(Source records)
[Start of section]

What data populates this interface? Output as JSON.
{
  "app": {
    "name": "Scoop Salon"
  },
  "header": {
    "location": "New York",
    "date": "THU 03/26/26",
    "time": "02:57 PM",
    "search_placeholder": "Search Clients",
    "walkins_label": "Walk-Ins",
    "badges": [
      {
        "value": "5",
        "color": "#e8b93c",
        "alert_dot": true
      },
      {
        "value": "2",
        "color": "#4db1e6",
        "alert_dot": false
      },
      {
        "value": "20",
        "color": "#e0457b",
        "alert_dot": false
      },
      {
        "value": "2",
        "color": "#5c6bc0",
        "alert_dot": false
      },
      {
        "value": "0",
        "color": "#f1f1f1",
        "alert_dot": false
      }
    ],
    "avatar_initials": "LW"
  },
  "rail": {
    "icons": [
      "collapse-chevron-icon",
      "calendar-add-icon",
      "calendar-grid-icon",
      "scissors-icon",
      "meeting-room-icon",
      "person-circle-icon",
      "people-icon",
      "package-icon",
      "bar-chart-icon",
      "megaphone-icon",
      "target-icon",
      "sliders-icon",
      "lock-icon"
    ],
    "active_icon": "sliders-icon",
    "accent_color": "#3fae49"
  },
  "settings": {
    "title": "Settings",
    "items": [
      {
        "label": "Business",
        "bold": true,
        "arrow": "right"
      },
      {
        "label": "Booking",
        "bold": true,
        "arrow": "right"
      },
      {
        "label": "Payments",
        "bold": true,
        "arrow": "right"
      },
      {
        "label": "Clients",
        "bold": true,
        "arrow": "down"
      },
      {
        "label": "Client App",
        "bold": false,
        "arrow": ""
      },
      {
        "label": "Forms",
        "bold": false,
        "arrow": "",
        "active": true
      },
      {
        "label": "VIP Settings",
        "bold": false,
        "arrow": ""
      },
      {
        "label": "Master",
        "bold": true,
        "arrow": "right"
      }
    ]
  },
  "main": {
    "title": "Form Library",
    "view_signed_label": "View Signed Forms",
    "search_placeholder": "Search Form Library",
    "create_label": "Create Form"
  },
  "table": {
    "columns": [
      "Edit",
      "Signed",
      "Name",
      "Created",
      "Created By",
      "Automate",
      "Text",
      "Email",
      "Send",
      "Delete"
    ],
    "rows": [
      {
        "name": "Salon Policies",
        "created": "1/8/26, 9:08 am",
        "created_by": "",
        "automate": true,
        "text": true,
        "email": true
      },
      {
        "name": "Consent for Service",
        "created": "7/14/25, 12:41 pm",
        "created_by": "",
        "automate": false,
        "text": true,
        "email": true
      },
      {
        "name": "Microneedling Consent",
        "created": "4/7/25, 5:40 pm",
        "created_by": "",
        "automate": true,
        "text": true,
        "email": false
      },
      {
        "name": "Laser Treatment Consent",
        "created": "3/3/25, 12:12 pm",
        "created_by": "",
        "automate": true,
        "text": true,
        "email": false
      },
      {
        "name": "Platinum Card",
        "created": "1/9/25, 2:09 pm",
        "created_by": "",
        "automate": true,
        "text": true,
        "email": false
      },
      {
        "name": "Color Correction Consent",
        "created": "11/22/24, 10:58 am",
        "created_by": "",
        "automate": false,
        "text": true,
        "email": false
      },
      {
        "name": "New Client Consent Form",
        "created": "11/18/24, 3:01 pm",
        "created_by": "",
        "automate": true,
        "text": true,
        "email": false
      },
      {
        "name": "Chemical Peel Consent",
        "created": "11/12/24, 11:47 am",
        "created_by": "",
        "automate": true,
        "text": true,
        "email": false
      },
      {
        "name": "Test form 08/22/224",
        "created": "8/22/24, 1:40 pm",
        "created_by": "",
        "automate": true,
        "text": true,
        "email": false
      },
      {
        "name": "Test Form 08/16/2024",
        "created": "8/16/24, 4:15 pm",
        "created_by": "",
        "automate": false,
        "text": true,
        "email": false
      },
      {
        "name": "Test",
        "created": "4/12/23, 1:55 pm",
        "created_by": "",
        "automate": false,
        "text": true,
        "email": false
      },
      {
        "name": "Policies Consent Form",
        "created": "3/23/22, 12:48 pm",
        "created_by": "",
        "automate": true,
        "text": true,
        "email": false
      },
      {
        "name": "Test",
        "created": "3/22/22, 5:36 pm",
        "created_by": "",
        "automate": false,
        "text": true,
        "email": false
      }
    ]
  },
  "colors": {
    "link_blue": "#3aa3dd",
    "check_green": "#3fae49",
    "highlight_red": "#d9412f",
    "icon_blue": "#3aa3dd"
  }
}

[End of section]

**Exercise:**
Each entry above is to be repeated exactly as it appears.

**Answer to the problem:**
What data populates this interface? Output as JSON.
{
  "app": {
    "name": "Scoop Salon"
  },
  "header": {
    "location": "New York",
    "date": "THU 03/26/26",
    "time": "02:57 PM",
    "search_placeholder": "Search Clients",
    "walkins_label": "Walk-Ins",
    "badges": [
      {
        "value": "5",
        "color": "#e8b93c",
        "alert_dot": true
      },
      {
        "value": "2",
        "color": "#4db1e6",
        "alert_dot": false
      },
      {
        "value": "20",
        "color": "#e0457b",
        "alert_dot": false
      },
      {
        "value": "2",
        "color": "#5c6bc0",
        "alert_dot": false
      },
      {
        "value": "0",
        "color": "#f1f1f1",
        "alert_dot": false
      }
    ],
    "avatar_initials": "LW"
  },
  "rail": {
    "icons": [
      "collapse-chevron-icon",
      "calendar-add-icon",
      "calendar-grid-icon",
      "scissors-icon",
      "meeting-room-icon",
      "person-circle-icon",
      "people-icon",
      "package-icon",
      "bar-chart-icon",
      "megaphone-icon",
      "target-icon",
      "sliders-icon",
      "lock-icon"
    ],
    "active_icon": "sliders-icon",
    "accent_color": "#3fae49"
  },
  "settings": {
    "title": "Settings",
    "items": [
      {
        "label": "Business",
        "bold": true,
        "arrow": "right"
      },
      {
        "label": "Booking",
        "bold": true,
        "arrow": "right"
      },
      {
        "label": "Payments",
        "bold": true,
        "arrow": "right"
      },
      {
        "label": "Clients",
        "bold": true,
        "arrow": "down"
      },
      {
        "label": "Client App",
        "bold": false,
        "arrow": ""
      },
      {
        "label": "Forms",
        "bold": false,
        "arrow": "",
        "active": true
      },
      {
        "label": "VIP Settings",
        "bold": false,
        "arrow": ""
      },
      {
        "label": "Master",
        "bold": true,
        "arrow": "right"
      }
    ]
  },
  "main": {
    "title": "Form Library",
    "view_signed_label": "View Signed Forms",
    "search_placeholder": "Search Form Library",
    "create_label": "Create Form"
  },
  "table": {
    "columns": [
      "Edit",
      "Signed",
      "Name",
      "Created",
      "Created By",
      "Automate",
      "Text",
      "Email",
      "Send",
      "Delete"
    ],
    "rows": [
      {
        "name": "Salon Policies",
        "created": "1/8/26, 9:08 am",
        "created_by": "",
        "automate": true,
        "text": true,
        "email": true
      },
      {
        "name": "Consent for Service",
        "created": "7/14/25, 12:41 pm",
        "created_by": "",
        "automate": false,
        "text": true,
        "email": true
      },
      {
        "name": "Microneedling Consent",
        "created": "4/7/25, 5:40 pm",
        "created_by": "",
        "automate": true,
        "text": true,
        "email": false
      },
      {
        "name": "Laser Treatment Consent",
        "created": "3/3/25, 12:12 pm",
        "created_by": "",
        "automate": true,
        "text": true,
        "email": false
      },
      {
        "name": "Platinum Card",
        "created": "1/9/25, 2:09 pm",
        "created_by": "",
        "automate": true,
        "text": true,
        "email": false
      },
      {
        "name": "Color Correction Consent",
        "created": "11/22/24, 10:58 am",
        "created_by": "",
        "automate": false,
        "text": true,
        "email": false
      },
      {
        "name": "New Client Consent Form",
        "created": "11/18/24, 3:01 pm",
        "created_by": "",
        "automate": true,
        "text": true,
        "email": false
      },
      {
        "name": "Chemical Peel Consent",
        "created": "11/12/24, 11:47 am",
        "created_by": "",
        "automate": true,
        "text": true,
        "email": false
      },
      {
        "name": "Test form 08/22/224",
        "created": "8/22/24, 1:40 pm",
        "created_by": "",
        "automate": true,
        "text": true,
        "email": false
      },
      {
        "name": "Test Form 08/16/2024",
        "created": "8/16/24, 4:15 pm",
        "created_by": "",
        "automate": false,
        "text": true,
        "email": false
      },
      {
        "name": "Test",
        "created": "4/12/23, 1:55 pm",
        "created_by": "",
        "automate": false,
        "text": true,
        "email": false
      },
      {
        "name": "Policies Consent Form",
        "created": "3/23/22, 12:48 pm",
        "created_by": "",
        "automate": true,
        "text": true,
        "email": false
      },
      {
        "name": "Test",
        "created": "3/22/22, 5:36 pm",
        "created_by": "",
        "automate": false,
        "text": true,
        "email": false
      }
    ]
  },
  "colors": {
    "link_blue": "#3aa3dd",
    "check_green": "#3fae49",
    "highlight_red": "#d9412f",
    "icon_blue": "#3aa3dd"
  }
}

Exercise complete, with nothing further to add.